REQUIRED WORK: Which lines below contain "相机移动"? Pull them out.

MATERIAL SHOWN:
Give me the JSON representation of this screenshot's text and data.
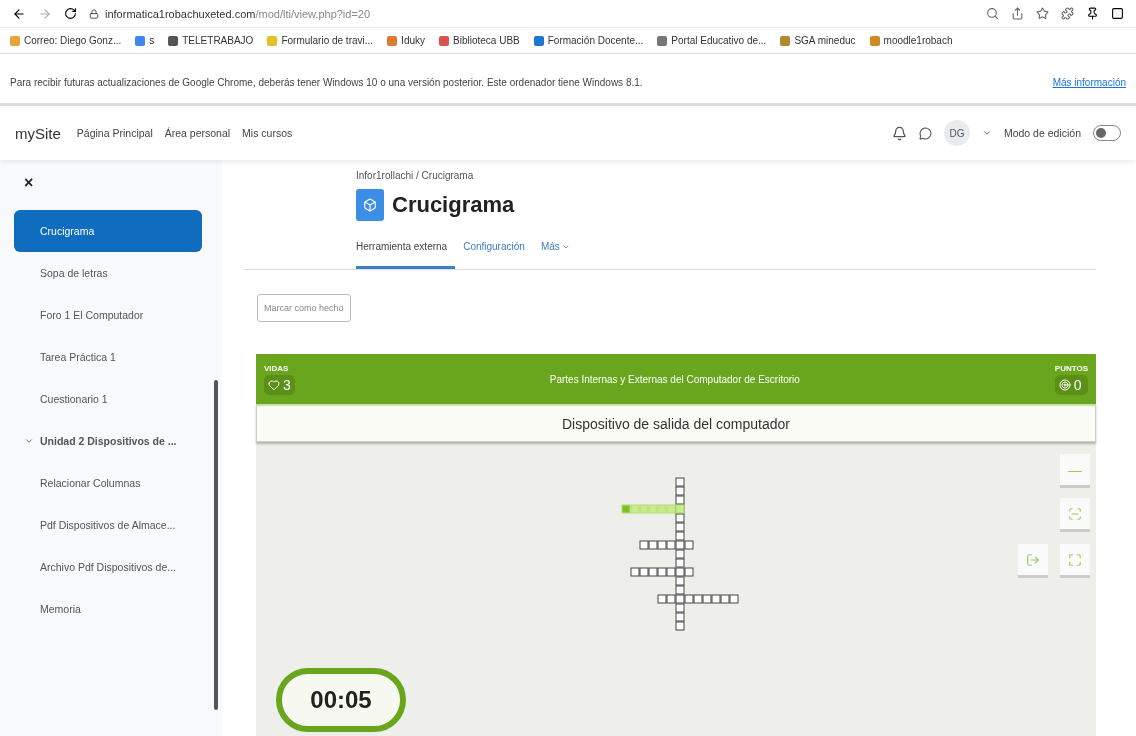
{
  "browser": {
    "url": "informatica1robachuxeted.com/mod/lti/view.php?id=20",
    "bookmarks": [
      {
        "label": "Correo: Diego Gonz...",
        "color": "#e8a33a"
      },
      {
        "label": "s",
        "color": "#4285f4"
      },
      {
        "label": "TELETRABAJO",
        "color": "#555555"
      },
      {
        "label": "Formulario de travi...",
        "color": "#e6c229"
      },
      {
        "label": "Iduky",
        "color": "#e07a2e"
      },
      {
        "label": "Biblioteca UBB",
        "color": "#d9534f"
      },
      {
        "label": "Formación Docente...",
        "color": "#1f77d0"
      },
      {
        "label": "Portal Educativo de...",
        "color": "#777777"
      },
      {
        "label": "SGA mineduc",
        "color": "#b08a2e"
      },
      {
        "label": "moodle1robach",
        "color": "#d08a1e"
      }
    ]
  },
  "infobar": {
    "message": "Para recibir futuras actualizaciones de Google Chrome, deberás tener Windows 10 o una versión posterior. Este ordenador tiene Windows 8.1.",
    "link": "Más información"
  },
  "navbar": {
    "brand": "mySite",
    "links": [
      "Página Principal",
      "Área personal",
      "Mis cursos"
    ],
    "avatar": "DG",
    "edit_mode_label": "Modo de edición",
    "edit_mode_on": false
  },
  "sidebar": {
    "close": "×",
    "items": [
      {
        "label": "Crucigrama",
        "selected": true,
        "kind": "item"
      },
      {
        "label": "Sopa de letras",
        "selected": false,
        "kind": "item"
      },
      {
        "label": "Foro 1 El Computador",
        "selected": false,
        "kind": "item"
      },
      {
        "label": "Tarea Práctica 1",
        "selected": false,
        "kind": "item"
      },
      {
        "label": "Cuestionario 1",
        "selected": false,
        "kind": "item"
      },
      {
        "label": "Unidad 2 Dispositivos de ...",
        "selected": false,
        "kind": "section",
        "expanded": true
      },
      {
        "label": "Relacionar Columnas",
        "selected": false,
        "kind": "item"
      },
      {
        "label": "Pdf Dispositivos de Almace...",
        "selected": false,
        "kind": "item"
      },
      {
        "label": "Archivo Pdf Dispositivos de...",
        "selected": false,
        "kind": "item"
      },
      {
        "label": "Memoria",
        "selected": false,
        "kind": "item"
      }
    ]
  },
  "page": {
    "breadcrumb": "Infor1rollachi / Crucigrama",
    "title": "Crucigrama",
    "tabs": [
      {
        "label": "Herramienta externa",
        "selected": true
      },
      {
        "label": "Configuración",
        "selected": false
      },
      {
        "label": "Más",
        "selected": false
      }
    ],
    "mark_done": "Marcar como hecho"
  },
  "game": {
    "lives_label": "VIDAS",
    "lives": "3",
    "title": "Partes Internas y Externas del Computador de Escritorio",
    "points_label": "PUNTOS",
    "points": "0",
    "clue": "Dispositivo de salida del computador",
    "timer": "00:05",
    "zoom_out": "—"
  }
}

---

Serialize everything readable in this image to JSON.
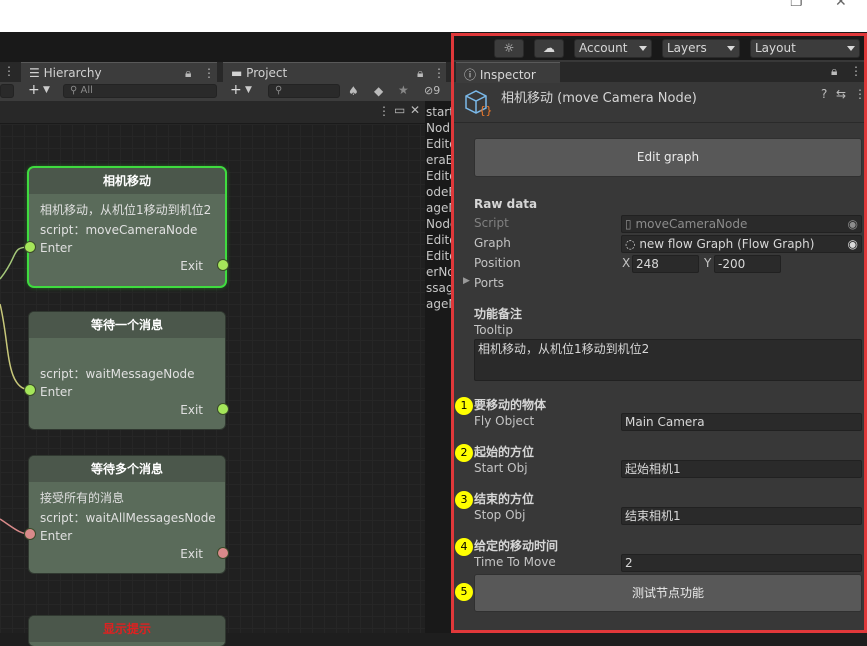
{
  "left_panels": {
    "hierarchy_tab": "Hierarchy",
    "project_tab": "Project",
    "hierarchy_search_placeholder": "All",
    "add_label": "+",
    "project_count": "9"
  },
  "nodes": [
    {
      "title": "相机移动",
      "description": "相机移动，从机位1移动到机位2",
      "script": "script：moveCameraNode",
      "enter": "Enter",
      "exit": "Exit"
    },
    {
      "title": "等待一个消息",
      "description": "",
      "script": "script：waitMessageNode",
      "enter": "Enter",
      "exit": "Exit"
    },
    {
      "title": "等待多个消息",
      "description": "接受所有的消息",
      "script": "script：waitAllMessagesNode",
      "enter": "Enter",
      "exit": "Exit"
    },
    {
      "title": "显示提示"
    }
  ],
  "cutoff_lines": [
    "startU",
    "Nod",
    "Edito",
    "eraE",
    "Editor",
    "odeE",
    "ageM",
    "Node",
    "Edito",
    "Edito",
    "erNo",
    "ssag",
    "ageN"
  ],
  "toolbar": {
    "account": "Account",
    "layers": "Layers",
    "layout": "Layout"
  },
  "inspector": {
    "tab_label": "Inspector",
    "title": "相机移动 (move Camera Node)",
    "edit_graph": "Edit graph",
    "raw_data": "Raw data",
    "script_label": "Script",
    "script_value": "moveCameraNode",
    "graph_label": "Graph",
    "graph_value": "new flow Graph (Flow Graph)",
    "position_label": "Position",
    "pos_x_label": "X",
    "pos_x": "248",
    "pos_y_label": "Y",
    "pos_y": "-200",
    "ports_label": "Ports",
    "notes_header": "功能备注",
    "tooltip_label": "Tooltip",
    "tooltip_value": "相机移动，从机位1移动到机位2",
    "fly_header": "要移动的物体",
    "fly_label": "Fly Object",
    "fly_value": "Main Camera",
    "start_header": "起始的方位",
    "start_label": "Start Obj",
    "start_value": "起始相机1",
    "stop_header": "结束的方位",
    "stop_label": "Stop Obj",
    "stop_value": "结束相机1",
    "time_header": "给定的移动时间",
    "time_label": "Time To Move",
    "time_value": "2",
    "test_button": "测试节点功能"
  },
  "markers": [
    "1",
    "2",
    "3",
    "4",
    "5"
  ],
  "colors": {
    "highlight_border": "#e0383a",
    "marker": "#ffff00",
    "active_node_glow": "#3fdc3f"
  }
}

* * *

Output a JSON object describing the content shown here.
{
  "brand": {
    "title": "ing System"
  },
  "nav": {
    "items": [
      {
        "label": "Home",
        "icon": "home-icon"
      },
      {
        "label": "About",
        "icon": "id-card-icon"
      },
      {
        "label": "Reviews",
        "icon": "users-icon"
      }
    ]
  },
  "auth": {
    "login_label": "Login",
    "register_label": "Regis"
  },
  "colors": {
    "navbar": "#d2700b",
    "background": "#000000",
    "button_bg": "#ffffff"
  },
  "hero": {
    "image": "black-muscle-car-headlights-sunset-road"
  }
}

EXERCISE SOLUTION:
      "title": "相机移动",
      "description": "相机移动，从机位1移动到机位2",
    "title": "相机移动 (move Camera Node)",
    "tooltip_value": "相机移动，从机位1移动到机位2",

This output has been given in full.